### Work task
Starting at the line that holds "Transcribe this image's", quote every line through the end of the records, both boundary lines included. Omit the pictures.
##########
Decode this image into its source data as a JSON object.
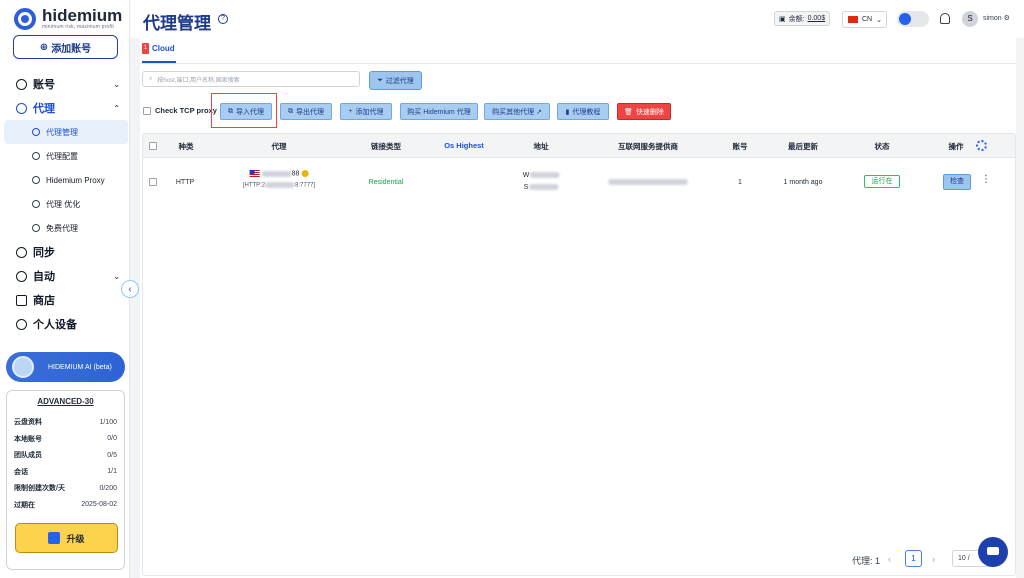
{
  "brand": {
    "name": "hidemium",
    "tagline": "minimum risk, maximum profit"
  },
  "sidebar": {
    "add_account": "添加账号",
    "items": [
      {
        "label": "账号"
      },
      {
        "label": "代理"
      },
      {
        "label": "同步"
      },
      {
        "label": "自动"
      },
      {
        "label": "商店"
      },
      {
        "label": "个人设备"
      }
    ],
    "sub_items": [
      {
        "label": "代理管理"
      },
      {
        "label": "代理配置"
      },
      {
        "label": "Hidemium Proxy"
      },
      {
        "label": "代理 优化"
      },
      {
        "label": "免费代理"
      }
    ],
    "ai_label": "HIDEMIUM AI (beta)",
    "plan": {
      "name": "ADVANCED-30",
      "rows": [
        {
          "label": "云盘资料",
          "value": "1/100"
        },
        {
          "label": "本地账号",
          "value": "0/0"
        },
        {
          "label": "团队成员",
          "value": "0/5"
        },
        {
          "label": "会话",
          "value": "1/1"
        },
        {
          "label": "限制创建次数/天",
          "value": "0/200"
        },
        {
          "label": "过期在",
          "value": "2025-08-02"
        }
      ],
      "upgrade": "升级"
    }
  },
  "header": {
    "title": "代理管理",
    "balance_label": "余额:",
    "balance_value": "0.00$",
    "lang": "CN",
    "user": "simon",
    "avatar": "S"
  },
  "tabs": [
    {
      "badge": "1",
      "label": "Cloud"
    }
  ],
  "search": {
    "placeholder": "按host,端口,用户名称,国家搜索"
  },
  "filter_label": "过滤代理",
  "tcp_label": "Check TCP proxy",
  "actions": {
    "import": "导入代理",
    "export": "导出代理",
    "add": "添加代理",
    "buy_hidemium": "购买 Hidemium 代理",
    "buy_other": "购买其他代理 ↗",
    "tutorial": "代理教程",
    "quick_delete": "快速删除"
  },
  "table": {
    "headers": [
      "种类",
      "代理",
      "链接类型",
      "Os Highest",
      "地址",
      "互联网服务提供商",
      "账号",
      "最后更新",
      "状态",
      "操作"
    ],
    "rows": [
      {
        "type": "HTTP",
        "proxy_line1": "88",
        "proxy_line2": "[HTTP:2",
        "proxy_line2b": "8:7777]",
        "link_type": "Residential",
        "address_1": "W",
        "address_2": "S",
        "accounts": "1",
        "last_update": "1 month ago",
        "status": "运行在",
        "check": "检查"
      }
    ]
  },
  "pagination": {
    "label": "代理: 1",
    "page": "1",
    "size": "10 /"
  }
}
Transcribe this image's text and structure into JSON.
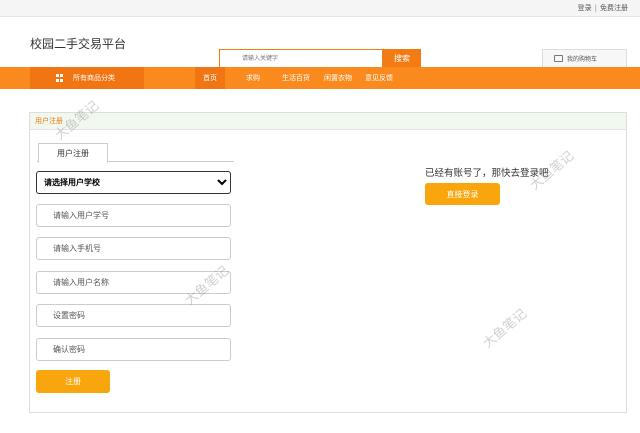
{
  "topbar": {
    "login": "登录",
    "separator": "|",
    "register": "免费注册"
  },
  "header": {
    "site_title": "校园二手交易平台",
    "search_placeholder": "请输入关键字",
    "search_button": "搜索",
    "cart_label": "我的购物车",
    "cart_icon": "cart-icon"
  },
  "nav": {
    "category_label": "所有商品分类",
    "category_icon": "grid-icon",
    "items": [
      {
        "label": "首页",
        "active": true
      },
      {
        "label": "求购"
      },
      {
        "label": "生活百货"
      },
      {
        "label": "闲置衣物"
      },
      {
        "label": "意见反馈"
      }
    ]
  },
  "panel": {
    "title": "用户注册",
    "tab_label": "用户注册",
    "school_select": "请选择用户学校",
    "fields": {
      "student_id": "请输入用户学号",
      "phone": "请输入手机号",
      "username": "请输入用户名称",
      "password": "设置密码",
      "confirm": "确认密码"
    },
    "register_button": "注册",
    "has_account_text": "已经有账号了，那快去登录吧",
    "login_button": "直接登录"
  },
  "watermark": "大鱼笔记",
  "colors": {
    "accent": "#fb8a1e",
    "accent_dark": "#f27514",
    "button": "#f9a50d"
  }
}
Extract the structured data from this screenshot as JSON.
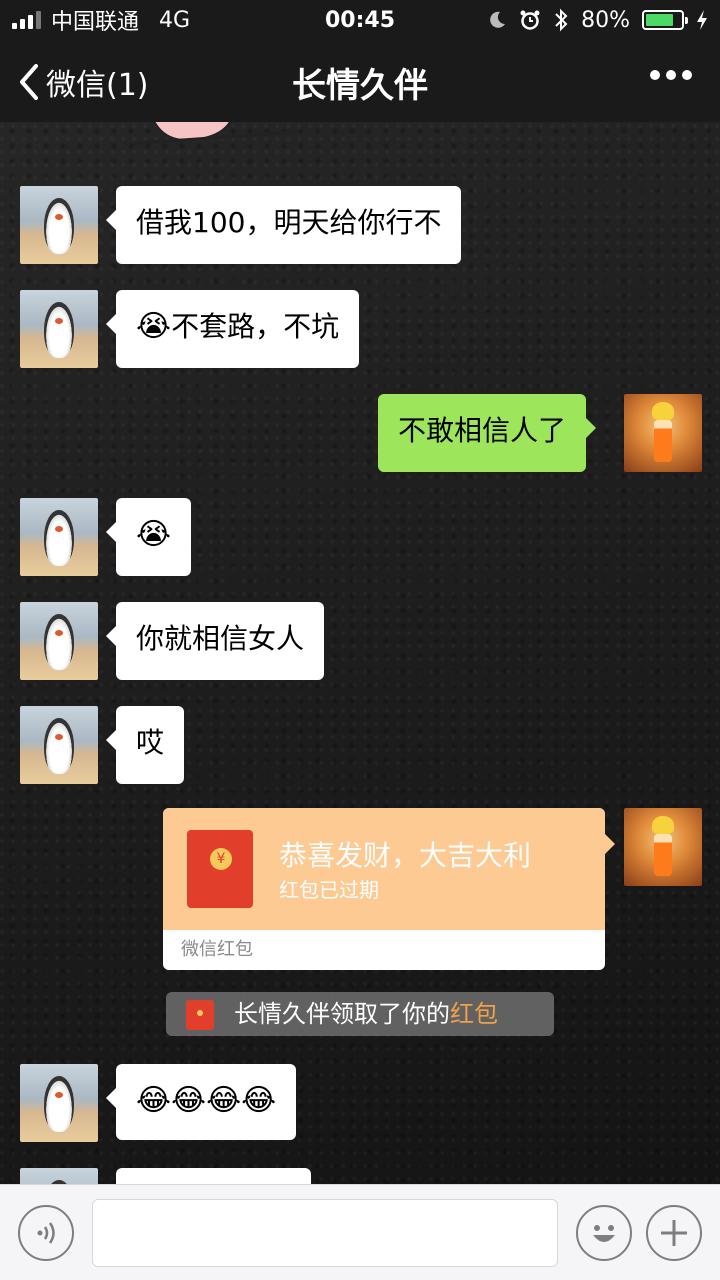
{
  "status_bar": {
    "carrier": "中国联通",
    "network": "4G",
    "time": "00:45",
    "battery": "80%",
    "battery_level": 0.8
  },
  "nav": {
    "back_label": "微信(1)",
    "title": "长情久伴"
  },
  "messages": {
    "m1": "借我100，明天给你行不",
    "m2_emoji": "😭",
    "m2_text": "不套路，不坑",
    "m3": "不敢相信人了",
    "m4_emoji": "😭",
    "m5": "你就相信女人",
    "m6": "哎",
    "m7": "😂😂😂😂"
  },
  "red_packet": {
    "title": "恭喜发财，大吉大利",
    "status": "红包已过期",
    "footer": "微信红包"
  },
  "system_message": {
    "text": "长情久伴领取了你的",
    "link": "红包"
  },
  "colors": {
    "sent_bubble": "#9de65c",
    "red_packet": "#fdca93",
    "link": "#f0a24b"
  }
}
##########
### Answer section
Transcribe this image's text and structure into JSON.
{
  "topbar": {
    "login": "登录",
    "separator": "|",
    "register": "免费注册"
  },
  "header": {
    "site_title": "校园二手交易平台",
    "search_placeholder": "请输入关键字",
    "search_button": "搜索",
    "cart_label": "我的购物车",
    "cart_icon": "cart-icon"
  },
  "nav": {
    "category_label": "所有商品分类",
    "category_icon": "grid-icon",
    "items": [
      {
        "label": "首页",
        "active": true
      },
      {
        "label": "求购"
      },
      {
        "label": "生活百货"
      },
      {
        "label": "闲置衣物"
      },
      {
        "label": "意见反馈"
      }
    ]
  },
  "panel": {
    "title": "用户注册",
    "tab_label": "用户注册",
    "school_select": "请选择用户学校",
    "fields": {
      "student_id": "请输入用户学号",
      "phone": "请输入手机号",
      "username": "请输入用户名称",
      "password": "设置密码",
      "confirm": "确认密码"
    },
    "register_button": "注册",
    "has_account_text": "已经有账号了，那快去登录吧",
    "login_button": "直接登录"
  },
  "watermark": "大鱼笔记",
  "colors": {
    "accent": "#fb8a1e",
    "accent_dark": "#f27514",
    "button": "#f9a50d"
  }
}
Extract the structured data from this screenshot as JSON.
{
  "status_bar": {
    "carrier": "中国联通",
    "network": "4G",
    "time": "00:45",
    "battery": "80%",
    "battery_level": 0.8
  },
  "nav": {
    "back_label": "微信(1)",
    "title": "长情久伴"
  },
  "messages": {
    "m1": "借我100，明天给你行不",
    "m2_emoji": "😭",
    "m2_text": "不套路，不坑",
    "m3": "不敢相信人了",
    "m4_emoji": "😭",
    "m5": "你就相信女人",
    "m6": "哎",
    "m7": "😂😂😂😂"
  },
  "red_packet": {
    "title": "恭喜发财，大吉大利",
    "status": "红包已过期",
    "footer": "微信红包"
  },
  "system_message": {
    "text": "长情久伴领取了你的",
    "link": "红包"
  },
  "colors": {
    "sent_bubble": "#9de65c",
    "red_packet": "#fdca93",
    "link": "#f0a24b"
  }
}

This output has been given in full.